“From the softest whisper to her high C at the opening of the castle’s fifth door, and in Bartók’s deliberate mismatch between Judith’s initial optimism and the dark oppression of the orchestra, Murrihy thrills with her voice while fully inhabiting her symbolic assignment with her presence.” — Read more at The Irish Times.
“McGegan led his forces with a combination of fleet phrasing — his longtime interpretive stock-in-trade — and a certain respectful calm that seemed entirely appropriate to the repertoire.” — Read more at datebook.sfchronicle.com
Among elected to the RSC’s distinguished ranks are School of Music professor Benjamin Butterfield, one of Canada’s finest tenors…While Butterfield has won international plaudits as one of Canada’s best operatic tenors, he is equally passionate about his role as head of voice for UVic’s School of Music. “With a performance career, the more you’re in […]
“Nicholas McGegan’s touch has never been surer, and he pushes artists and moods to their expressive limits.” — Read more at BBC Music Magazine.

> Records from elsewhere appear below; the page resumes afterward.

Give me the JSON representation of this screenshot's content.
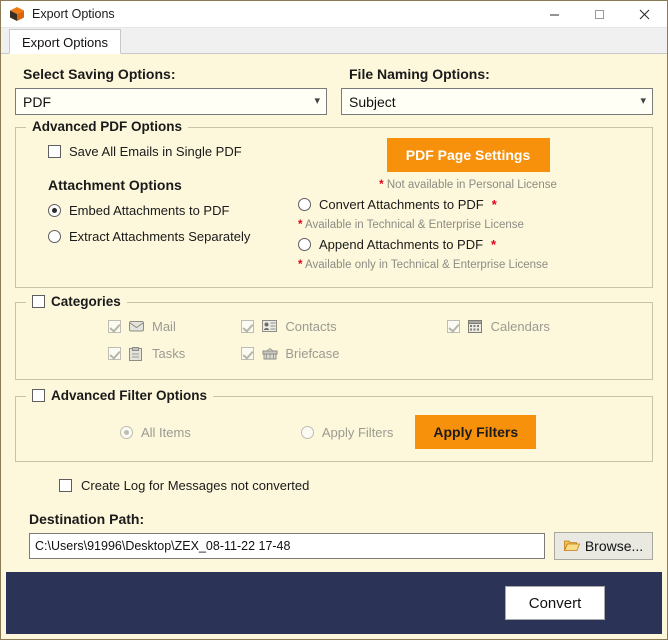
{
  "window": {
    "title": "Export Options",
    "icon": "app-box-icon",
    "controls": {
      "minimize": "minimize",
      "maximize": "maximize",
      "close": "close"
    }
  },
  "tabs": [
    {
      "label": "Export Options",
      "active": true
    }
  ],
  "saving": {
    "label": "Select Saving Options:",
    "value": "PDF"
  },
  "naming": {
    "label": "File Naming Options:",
    "value": "Subject"
  },
  "advanced_pdf": {
    "legend": "Advanced PDF Options",
    "save_single": {
      "label": "Save All Emails in Single PDF",
      "checked": false
    },
    "attachment_heading": "Attachment Options",
    "embed": {
      "label": "Embed Attachments to PDF",
      "selected": true
    },
    "extract": {
      "label": "Extract Attachments Separately",
      "selected": false
    },
    "page_settings_button": "PDF Page Settings",
    "note_personal": "Not available in Personal License",
    "convert_att": {
      "label": "Convert Attachments to PDF",
      "selected": false
    },
    "note_convert": "Available in Technical & Enterprise License",
    "append_att": {
      "label": "Append Attachments to PDF",
      "selected": false
    },
    "note_append": "Available only in Technical & Enterprise License",
    "star": "*"
  },
  "categories": {
    "legend": "Categories",
    "checked": false,
    "items": [
      {
        "label": "Mail",
        "icon": "mail-icon",
        "checked": true,
        "disabled": true
      },
      {
        "label": "Contacts",
        "icon": "contacts-icon",
        "checked": true,
        "disabled": true
      },
      {
        "label": "Calendars",
        "icon": "calendar-icon",
        "checked": true,
        "disabled": true
      },
      {
        "label": "Tasks",
        "icon": "tasks-icon",
        "checked": true,
        "disabled": true
      },
      {
        "label": "Briefcase",
        "icon": "briefcase-icon",
        "checked": true,
        "disabled": true
      }
    ]
  },
  "filters": {
    "legend": "Advanced Filter Options",
    "checked": false,
    "all_items": {
      "label": "All Items",
      "selected": true,
      "disabled": true
    },
    "apply_filters_radio": {
      "label": "Apply Filters",
      "selected": false,
      "disabled": true
    },
    "apply_filters_button": "Apply Filters"
  },
  "log": {
    "label": "Create Log for Messages not converted",
    "checked": false
  },
  "destination": {
    "label": "Destination Path:",
    "value": "C:\\Users\\91996\\Desktop\\ZEX_08-11-22 17-48",
    "browse_button": "Browse...",
    "browse_icon": "folder-open-icon"
  },
  "footer": {
    "convert_button": "Convert"
  },
  "colors": {
    "accent_orange": "#f7900b",
    "footer_navy": "#2b3356",
    "page_bg": "#fdf8dc",
    "note_gray": "#8c8c84",
    "star_red": "#e2001a"
  }
}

“…he barihunk has a brawny voice to back up his toned physique. His final solo was an unsettling display of hysterics — imposingly perched atop a banquet table, Adams leaped erratically between roaring chest voice and shrill falsetto.” — Read more at San Francisco Classical Voice.
“In the end, though, much of the production’s success rests on the fearless, steely and musically alert performances of Buck and Adams. Both of them are well known locally as artists who never shy away from a challenge, but their contributions here — which combine imperious technical panache and a lingering air of vulnerability — […]
“Caramoor ended its summer festival with a special treat for opera lovers, a concert with Susan Graham, accompanied by the always-fabulous Orchestra of St. Luke’s, led by Nicholas McGegan. Once again, the weather on the leafy estate of Caramoor, with its sumptuous gardens and grounds, was a perfect match to the delightful and intriguing program.” […]
“The orchestra, stretched to 40 players (triple winds plus extra percussion and a musette [bagpipe]), captures all the rapidly shifting moods brilliantly. There are tons of short, contrasting movements, the essence of this court entertainment, and Music Director Nicholas McGegan puts the orchestra through its paces, thoroughly characterizing each one.” — Read more at San […]